This was a year before Adam Nelson and his big breakthrough, and I had a chance to have dinner with him and Bob Weir and Mike Buncic just off campus at Ken Spragueís house.  Adam is a great guy and good for the sport and we had a good conversation that night.  And Andy Bloom is always friendly -- another great ambassador for the sport.   

Your throwing club welcomes all ages Ė not just masters. Whoís the oldest and whoís the youngest member? Are masters doing themselves a disservice by segregating themselves at meets Ė only throwing among their older friends?

I think my daughter is the youngest member at 14.  We have a member who is 80 years old and full of life.  And we run the gamut in between.  In 2002, we opened the LSTC to anyone who wanted to join and had over 50 join us last year. 

As throwers, we certainly canít afford to segregate.  We need to work together at all levels.  Competitively, yes, we need different strata.  However, we should try to be as inclusive as possible in our efforts. 

It seems that hammer throwers have a lock on USATF Masters leadership Ė with Ken Weinbel and George Mathews being the past two USATF Masters chairmen. How are these gents doing, in your opinion? Given your record of activism and hard work, would you be interested in running for masters office yourself?

Hammer throwers are more analytical by nature, I think!  I am very thankful for Ken and Georgeís efforts as well as Suzy Hess.  Not all of us have the aptitude for politics and administration.  Their efforts along with other throwers keep us as a group in the loop.  These are people who have been very successful in their private lives and we are fortunate enough to have them donating their skills to our great sport. Ken, George and Suzy have been very supportive of my publishing efforts as well.  (Iím buttering up Suzy because I think sheís a sharp lady. Ken and George donít affect me that way!)

Perhaps some day I might have an interest in that, but I think Iím more of a worker bee than a politico.

Iím constantly finding errors or omissions in masters throwing records. Are you satisfied that USATF and WMA have a solid set of masters age-group records?
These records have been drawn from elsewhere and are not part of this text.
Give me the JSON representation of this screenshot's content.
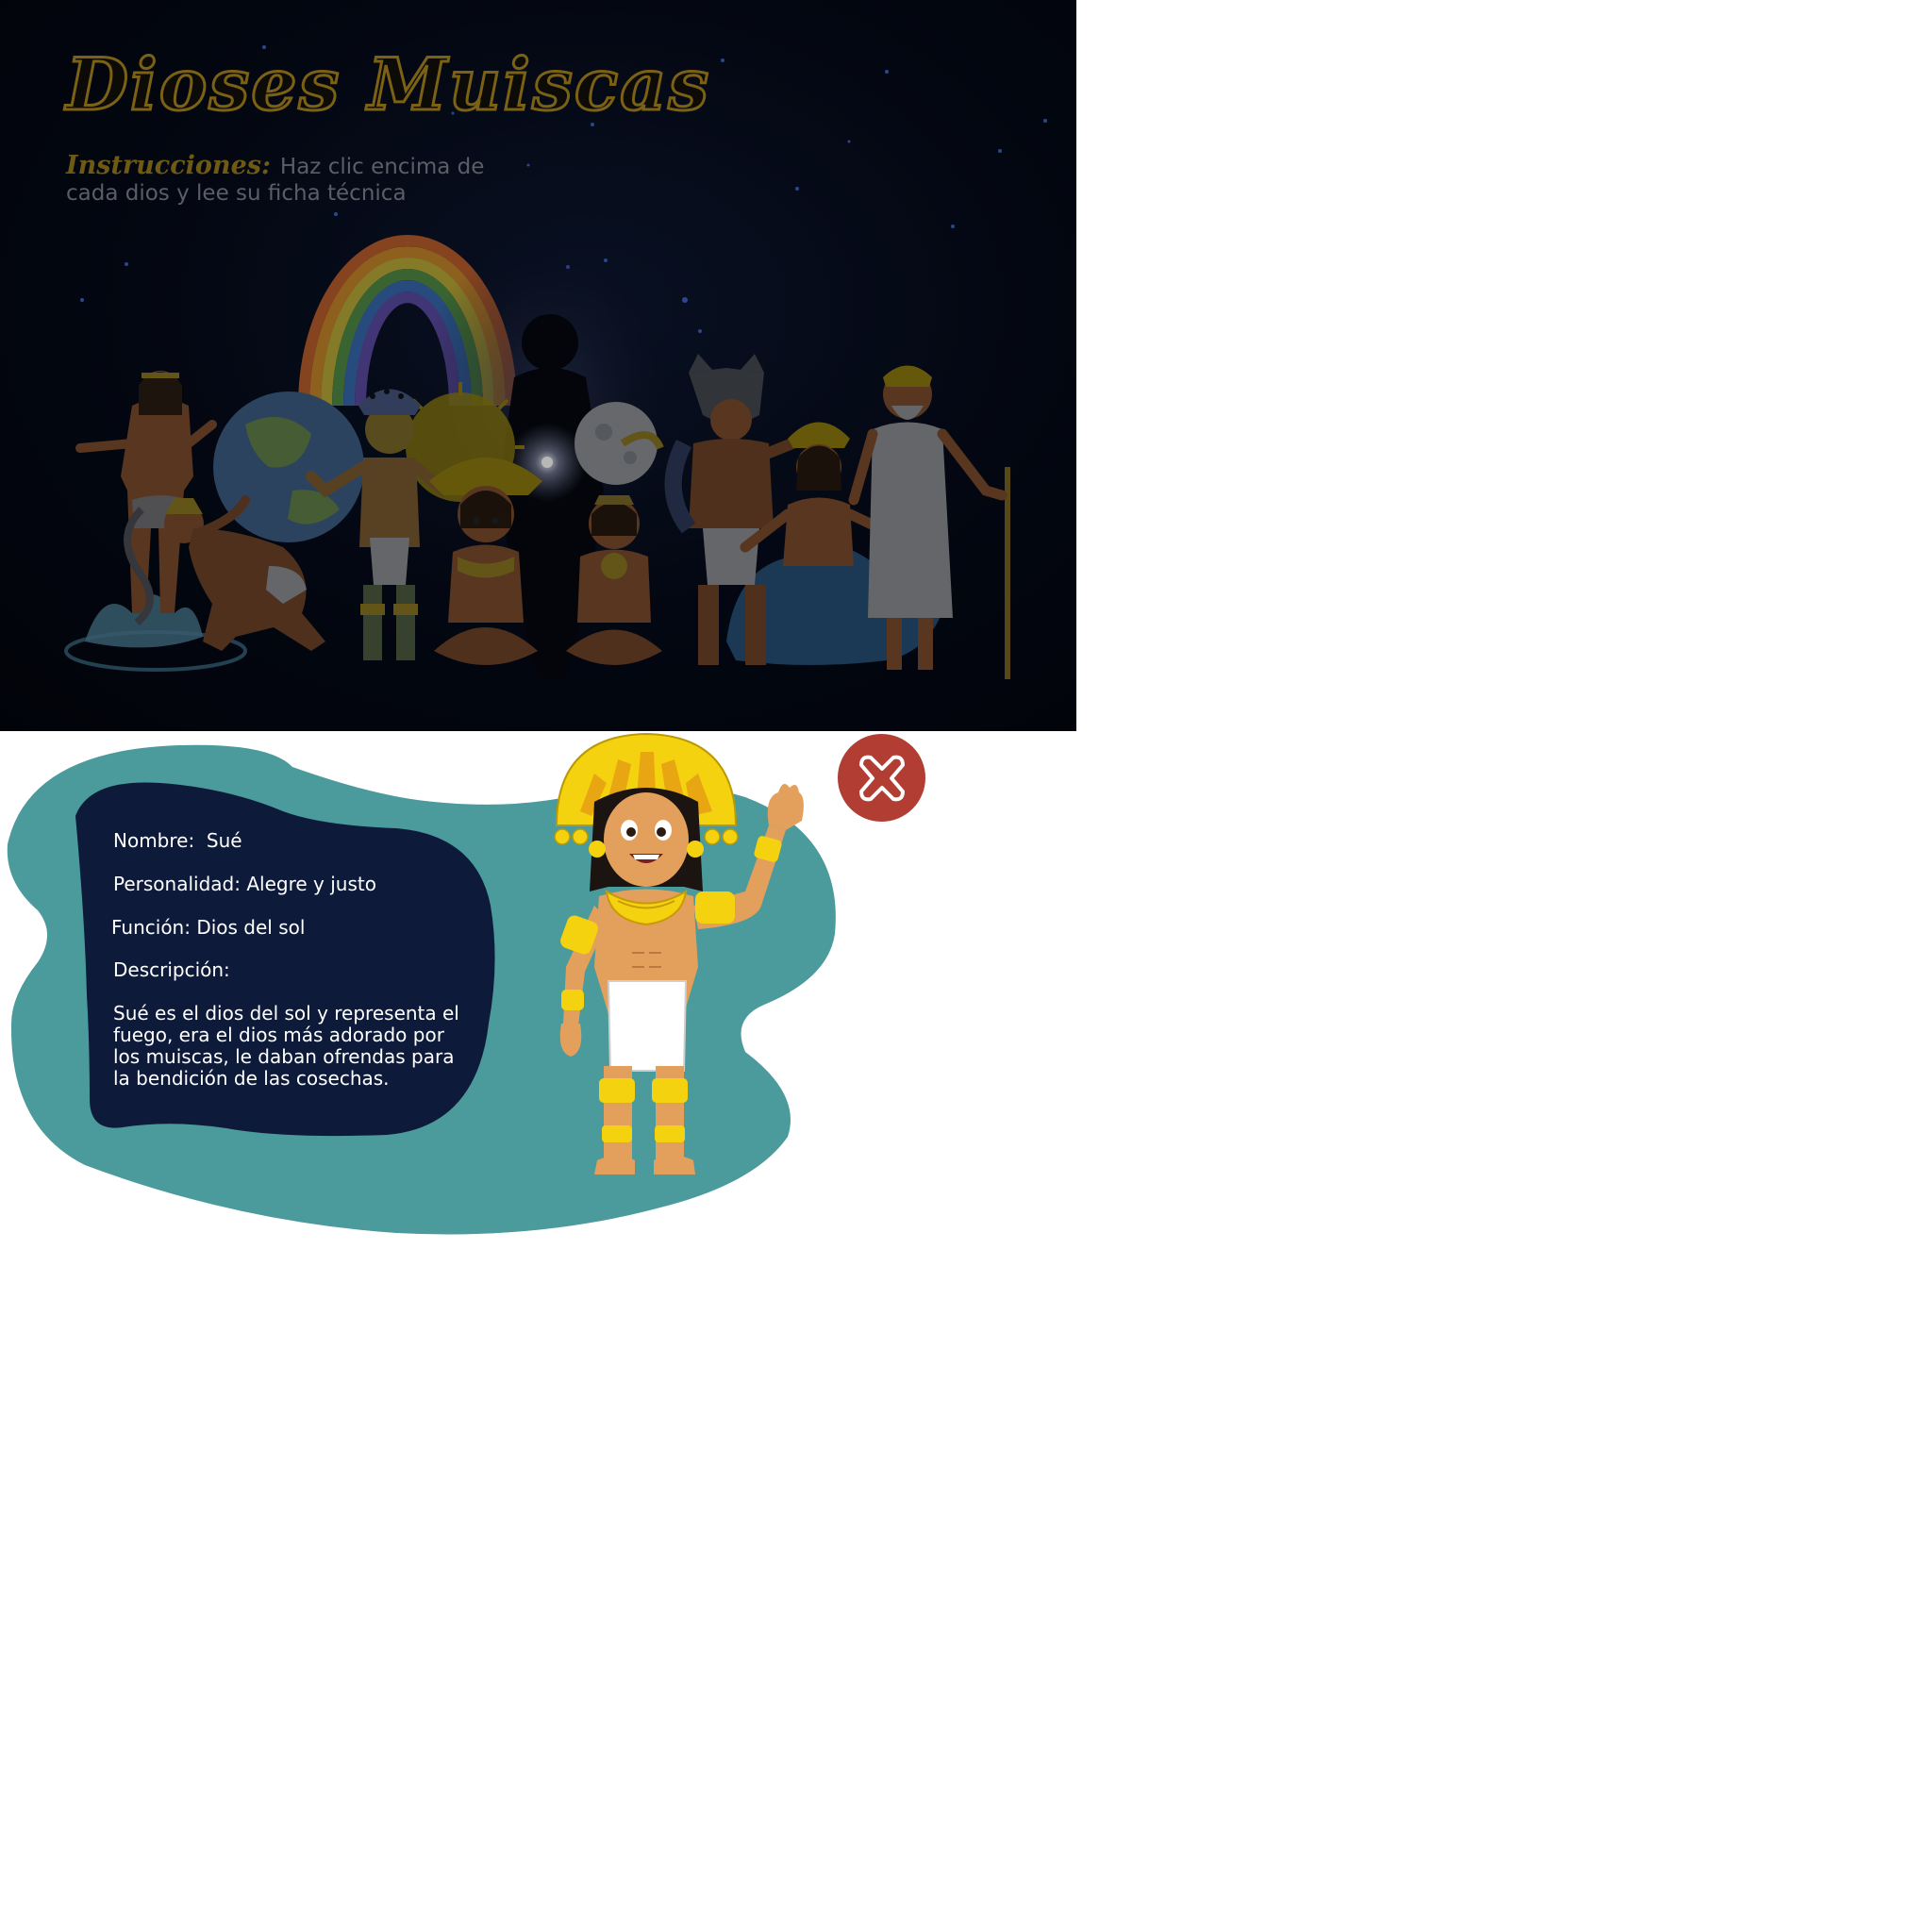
{
  "scene": {
    "title": "Dioses Muiscas",
    "instructions_label": "Instrucciones:",
    "instructions_text": "Haz clic encima de cada dios y lee su ficha técnica",
    "gods": [
      "goddess-water",
      "god-earth-carrier",
      "god-rainbow",
      "god-sun-seated",
      "god-shadow",
      "god-moon-seated",
      "god-jaguar",
      "goddess-sea",
      "god-old-staff"
    ]
  },
  "modal": {
    "name_label": "Nombre:",
    "name_value": "Sué",
    "personality_label": "Personalidad:",
    "personality_value": "Alegre y justo",
    "function_label": "Función:",
    "function_value": "Dios del sol",
    "description_label": "Descripción:",
    "description": "Sué es el dios del sol y representa el fuego, era el dios más adorado por los muiscas, le daban ofrendas para la bendición de las cosechas.",
    "close_icon": "close-icon",
    "colors": {
      "blob": "#4b9a9c",
      "card": "#0d1a3a",
      "close": "#b13d33",
      "gold": "#f4d20f"
    }
  }
}
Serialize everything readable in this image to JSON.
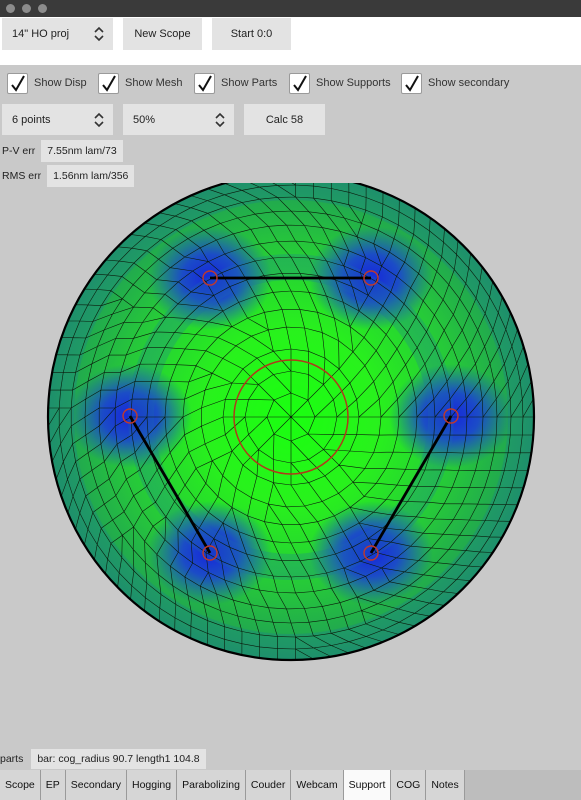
{
  "toolbar": {
    "scope_select": "14\" HO proj",
    "new_scope_label": "New Scope",
    "start_label": "Start 0:0"
  },
  "checkboxes": [
    {
      "label": "Show Disp",
      "checked": true
    },
    {
      "label": "Show Mesh",
      "checked": true
    },
    {
      "label": "Show Parts",
      "checked": true
    },
    {
      "label": "Show Supports",
      "checked": true
    },
    {
      "label": "Show secondary",
      "checked": true
    }
  ],
  "controls": {
    "points_select": "6 points",
    "percent_select": "50%",
    "calc_label": "Calc 58"
  },
  "stats": {
    "pv_label": "P-V err",
    "pv_value": "7.55nm lam/73",
    "rms_label": "RMS err",
    "rms_value": "1.56nm lam/356"
  },
  "parts": {
    "label": "parts",
    "value": "bar: cog_radius 90.7 length1 104.8"
  },
  "tabs": [
    "Scope",
    "EP",
    "Secondary",
    "Hogging",
    "Parabolizing",
    "Couder",
    "Webcam",
    "Support",
    "COG",
    "Notes"
  ],
  "active_tab": "Support",
  "colors": {
    "green": "#22ee22",
    "blue": "#1a22dd",
    "support_ring": "#c0392b",
    "mesh": "#000000"
  }
}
Are you aware of any age-group records that arenít getting proper recognition?

Canít say that I am knowledgeable on this matter.  There are so many records, I canít imagine keeping track of them.  Personally, Iíve heard very little discussion amongst throwers on the validity of records.  

Masters are constantly pushing the envelope Ė having run a sub-4 mile and clearing 7 feet in the high jump. Brian Oldfield threw 70 feet at age 40 and Oerter threw 227-11 at age 43. What other major barriers could fall?

I think the major barriers are at age 50.  If you can mix an elite-level athlete who stays healthy and maintains their passion, they could go absolutely crazy with the lighter implements. 

Whoís the best masters throw right now? Lad Pataki?

Tough question.  Could be Lad because of his mastery of three events.  Tom Gage is also very good across three events.  Carol Finsrud had been head and shoulders above the competition for years, but Neni Lewis is setting records nearly every time out.   There are a host of great throwers, and I donít mean to exclude any of them.  There are a number of great javelin throwers also.

Whatís your dream for masters track?

I think itís all about participation.  I think if we can keep more submasters involved, the sport will grow as they age.  This is tough when family and career are at critical points.  Many athletes donít know about the competitive options USATF presents.